My husband and I were working in the US. At Comdex, which is the largest software industry trade show in Atlanta in the US, we came across a stall by Mapinfo which showcased digital maps. We were taken up by the idea and met up with the officials at Mapinfo and became their India distributor. Thus was born MapmyIndia, which enables GPS navigation, tracking, location-based apps and geographic information solutions (GIS). We decided to shift to India as it was becoming difficult to carry on the business from the US. I was looking for a fulfilling career and wanted to have a stable family life.

What were the challenges for you in the business as it was a novel business when you came to India?

With my background in technology and having worked in the area at IBM, my husband and I were focused on doing business that was location-based. When we came to India, we realised that the country was far behind in the technology race. We had the arena that we wanted to focus on open to us. We brought the technology to India in 1994 and had to convince people to use it. That took a lot of time. The challenge was that there were no digital maps in the public domain like it is in developing countries. We then realised that we had to develop it ourselves.

We started building the data from scratch. Map making is laborious. We send people out to large and small metros and started mapping streets and buildings. It took us a decade to map India. We made god knows how many pitches to educate people about GPS. When we released map data sets on the internet in 2004, we got the consumers’ attention. We were known in the enterprise circles until then.

We launched GPS navigator in 2007 in 18 cities and now we cover 80 cities. In 2009, we launched the car pad – a navigation and entertainment device for use in cars in 2009, besides the MapmyIndia travel guides, printed maps that were based on digital maps and help during travel. Our latest navigation map is version 11.1 and we also have a version of it with premium features.

You got married almost immediately after graduating with an engineering degree.

Yes. I grew up in Bareilly where my father worked in the Railways. I was very good in studies and my parents were ambitious about my future. I graduated in computer engineering from University of Roorkee. Almost immediately I got married and left for the US. I was prepared for marriage but was ambitious about a career. I wasn’t going to ever let one affect the other. I realise that with ambition and a fast growing career, women won’t be able to do excel in both.

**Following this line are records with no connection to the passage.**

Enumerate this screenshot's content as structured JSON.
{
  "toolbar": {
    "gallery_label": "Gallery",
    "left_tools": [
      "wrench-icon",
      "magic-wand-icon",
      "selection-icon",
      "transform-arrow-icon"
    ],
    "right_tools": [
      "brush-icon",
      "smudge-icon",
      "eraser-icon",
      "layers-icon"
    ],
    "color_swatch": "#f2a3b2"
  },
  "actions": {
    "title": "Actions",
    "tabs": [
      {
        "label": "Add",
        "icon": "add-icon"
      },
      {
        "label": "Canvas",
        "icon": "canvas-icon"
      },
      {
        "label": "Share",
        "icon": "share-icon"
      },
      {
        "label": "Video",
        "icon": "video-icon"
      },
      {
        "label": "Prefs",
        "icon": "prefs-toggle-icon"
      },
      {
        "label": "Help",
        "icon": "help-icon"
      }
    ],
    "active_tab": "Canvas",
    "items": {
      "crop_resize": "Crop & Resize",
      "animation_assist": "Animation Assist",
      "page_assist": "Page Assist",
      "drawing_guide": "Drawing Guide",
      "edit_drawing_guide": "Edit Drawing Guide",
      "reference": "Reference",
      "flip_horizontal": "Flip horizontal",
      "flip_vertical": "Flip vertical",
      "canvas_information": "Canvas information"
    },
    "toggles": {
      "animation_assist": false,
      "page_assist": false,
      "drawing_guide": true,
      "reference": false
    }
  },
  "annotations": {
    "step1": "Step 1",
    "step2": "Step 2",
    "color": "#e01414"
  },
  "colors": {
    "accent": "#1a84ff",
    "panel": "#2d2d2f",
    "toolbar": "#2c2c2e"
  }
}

When I moved to the US, I knew I would not be able to work in factories and so decided to pursue an MS degree in computer science while my husband did his MBA. After finishing my studies I worked at Citicorp and my third job was at IBM. At every place I worked, I ensured I learnt the job well and was able to move up to the next functional role. At IBM, where I worked for eight years, I learnt a lot. It is place where you will sink if you do not know how to swim.

Was entrepreneurship part of your plans?

I was quite excited to do something of my own. I was gung-ho about starting off on my own with my husband. We are complementary to each other – he has a flair for business while I am the techie. We work pretty smoothly as a team. It is a relationship of equals.

What are your learnings from this new journey that you set off to over a decade ago?

We have given women employees in our organisation the opportunity to work at important positions in mid-level and leadership positions. I have trained, mentored and created a team of GIS and digital mapping professionals along with my husband. We have serviced more than 1,000 enterprise customers and millions of consumers.

You are trained Kathak dancer.

(Laughs) I prefer to spend time with my grandchild. I have a teacher who comes home to teach me classical music. I did not find the time for creative pursuits and hobbies as I was busy with my career. After my son Rohan has joined the firm and works with us, I am able to find time to do things I enjoy like learn Indian music.

Updated Date: Mar 12, 2016 19:05 PM

Also See